Its not modern (1945) and its not clever, but i really like the simplicity of it. Back to my Janet and John view of T/Wells. The simplicity means that the idea is immediate rather than trying to look past fancy rendering covering up an average design (i am very much speaking to my self here). i am not saying i like the utilitarian design (form follows function), but there is a certain honesty about it. Plus the instructive Gill Sans font, very ‘KEEP OFF THE GRASS’.
Or am i talking blather?
Harry Wingfield illustrated books of the period, very idealistic.
But would it stand out in a 'pin-up'?
Interesting to see an amphitheatre.
Probably not, (against todays fashion/technology expectation), but that is down to a subjective judgment.
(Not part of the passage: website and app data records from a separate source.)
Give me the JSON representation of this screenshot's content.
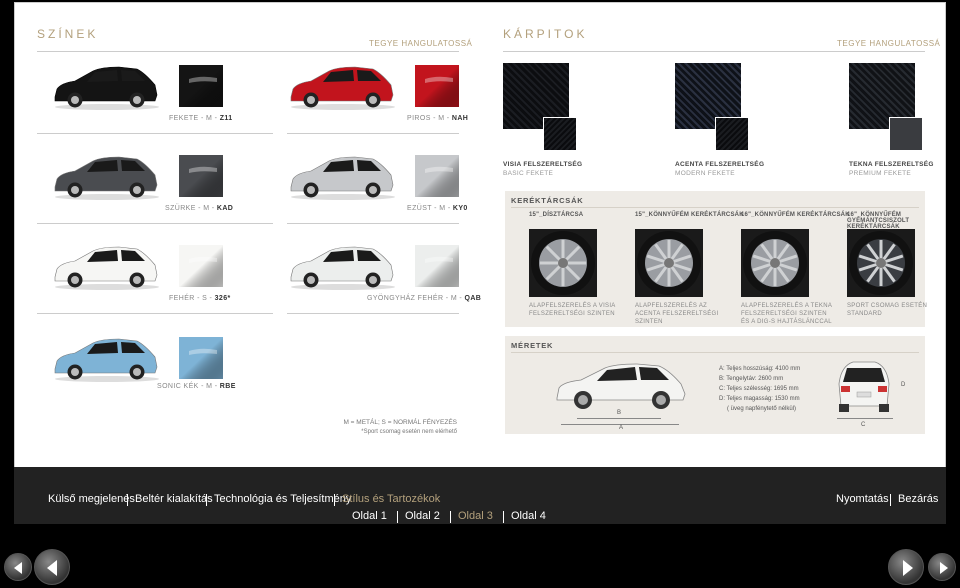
{
  "colors": {
    "heading": "SZÍNEK",
    "tagline": "TEGYE HANGULATOSSÁ",
    "items": [
      {
        "label": "FEKETE - M - ",
        "code": "Z11",
        "paint": "#141414"
      },
      {
        "label": "PIROS - M - ",
        "code": "NAH",
        "paint": "#c2141d"
      },
      {
        "label": "SZÜRKE - M - ",
        "code": "KAD",
        "paint": "#4a4c50"
      },
      {
        "label": "EZÜST - M - ",
        "code": "KY0",
        "paint": "#c6c8cb"
      },
      {
        "label": "FEHÉR - S - ",
        "code": "326*",
        "paint": "#f6f6f4"
      },
      {
        "label": "GYÖNGYHÁZ FEHÉR - M - ",
        "code": "QAB",
        "paint": "#eceeed"
      },
      {
        "label": "SONIC KÉK - M - ",
        "code": "RBE",
        "paint": "#7eb3d6"
      }
    ],
    "note_line1": "M = METÁL; S = NORMÁL FÉNYEZÉS",
    "note_line2": "*Sport csomag esetén nem elérhető"
  },
  "upholstery": {
    "heading": "KÁRPITOK",
    "tagline": "TEGYE HANGULATOSSÁ",
    "items": [
      {
        "title": "VISIA FELSZERELTSÉG",
        "subtitle": "BASIC FEKETE"
      },
      {
        "title": "ACENTA FELSZERELTSÉG",
        "subtitle": "MODERN FEKETE"
      },
      {
        "title": "TEKNA FELSZERELTSÉG",
        "subtitle": "PREMIUM FEKETE"
      }
    ]
  },
  "wheels": {
    "title": "KERÉKTÁRCSÁK",
    "items": [
      {
        "title": "15\"_DÍSZTÁRCSA",
        "desc": "ALAPFELSZERELÉS A VISIA FELSZERELTSÉGI SZINTEN"
      },
      {
        "title": "15\"_KÖNNYŰFÉM KERÉKTÁRCSÁK",
        "desc": "ALAPFELSZERELÉS AZ ACENTA FELSZERELTSÉGI SZINTEN"
      },
      {
        "title": "16\"_KÖNNYŰFÉM KERÉKTÁRCSÁK",
        "desc": "ALAPFELSZERELÉS A TEKNA FELSZERELTSÉGI SZINTEN ÉS A DIG-S HAJTÁSLÁNCCAL"
      },
      {
        "title": "16\"_KÖNNYŰFÉM GYÉMÁNTCSISZOLT KERÉKTÁRCSÁK",
        "desc": "SPORT CSOMAG ESETÉN STANDARD"
      }
    ]
  },
  "dimensions": {
    "title": "MÉRETEK",
    "specs": [
      "A: Teljes hosszúság: 4100 mm",
      "B: Tengelytáv: 2600 mm",
      "C: Teljes szélesség: 1695 mm",
      "D: Teljes magasság: 1530 mm",
      "( üveg napfénytető nélkül)"
    ],
    "label_a": "A",
    "label_b": "B",
    "label_c": "C",
    "label_d": "D"
  },
  "nav": {
    "sections": [
      "Külső megjelenés",
      "Beltér kialakítás",
      "Technológia és Teljesítmény",
      "Stílus és Tartozékok"
    ],
    "selected_section": 3,
    "right": [
      "Nyomtatás",
      "Bezárás"
    ],
    "pages": [
      "Oldal 1",
      "Oldal 2",
      "Oldal 3",
      "Oldal 4"
    ],
    "selected_page": 2
  }
}
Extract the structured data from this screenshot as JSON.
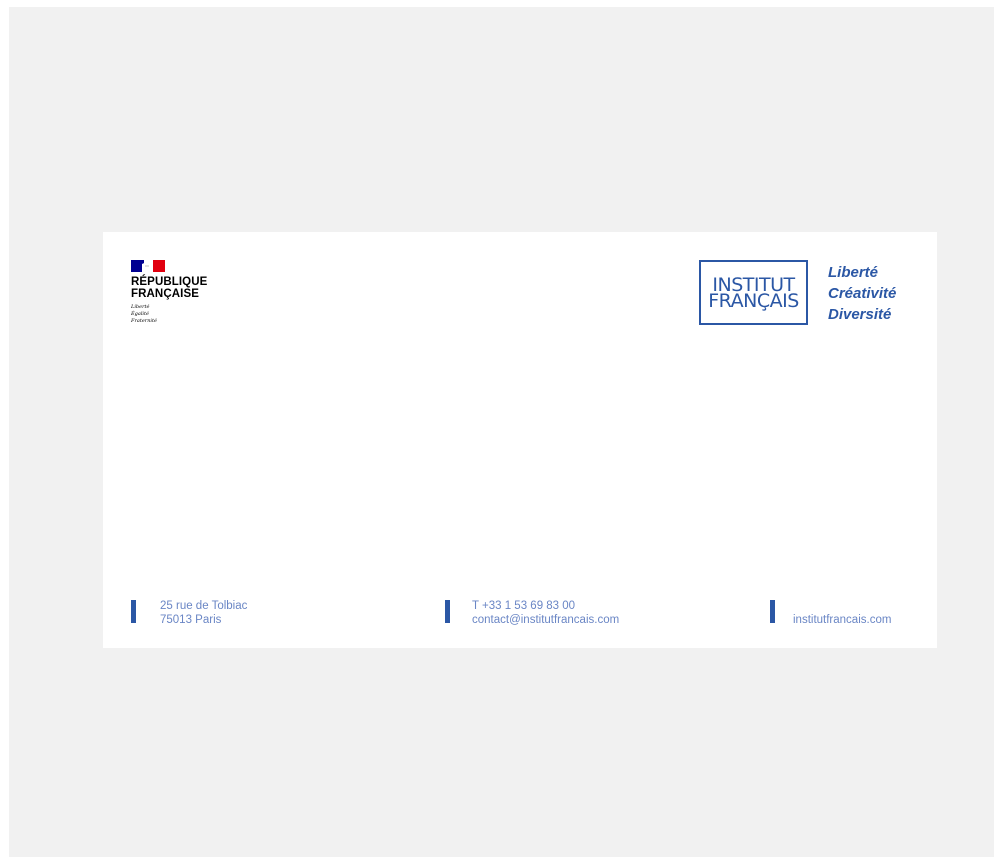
{
  "logo_rf": {
    "line1": "RÉPUBLIQUE",
    "line2": "FRANÇAISE",
    "motto": [
      "Liberté",
      "Égalité",
      "Fraternité"
    ],
    "flag_colors": [
      "#000091",
      "#ffffff",
      "#e1000f"
    ]
  },
  "logo_if": {
    "line1": "INSTITUT",
    "line2": "FRANÇAIS",
    "color": "#2b57a5"
  },
  "tagline": [
    "Liberté",
    "Créativité",
    "Diversité"
  ],
  "footer": {
    "address": [
      "25 rue de Tolbiac",
      "75013 Paris"
    ],
    "contact": [
      "T +33 1 53 69 83 00",
      "contact@institutfrancais.com"
    ],
    "website": "institutfrancais.com"
  }
}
I suppose all rendering has a historical context, ie renaissance rendering would the art and social history of the time.
Where as 1945 was all about, Bevin and a new post war start with the state bringing in a new order thus the utilitarian design. So the expressionism is minimal, its all representative/idealistic. Just found myself thinking how we are all victims of the fashion of the age we live in. A case of influence rather that original idea's.
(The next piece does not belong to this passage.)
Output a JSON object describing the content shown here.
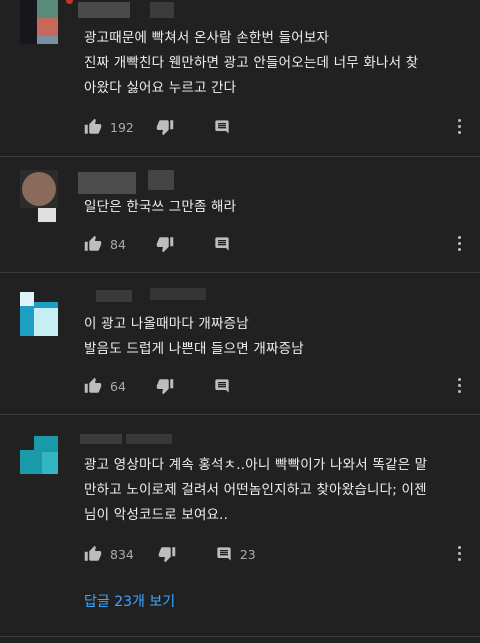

Thes style is very much of its time- I picked up some old architectural drawings at a car boot recently, all in this style. Gill sans, ay? really sets the tone!
It could work in a contemporary setting- and I'm not talking about the design itself, just the presentation style- as a kind of parody of post war utilitarianism (parallels with our own contemporary era of austerity).
Think these designers like irony- all about layers, see. Or was that ironing?
Post war, post crash, yep get your point.
Its good for the soul to go without after a period of excess. Makes one appreciative of the simple things in life. Even that word that disappeared from our language, 'community'.
it would be fun to do a design of a contemporary garden the style of the above with perspective sketches done in the style of Harry Wingfield (illustrated the Early Ladybird books, inc. Peter and Jane). Not sure if Jamie would find the irony amusing though.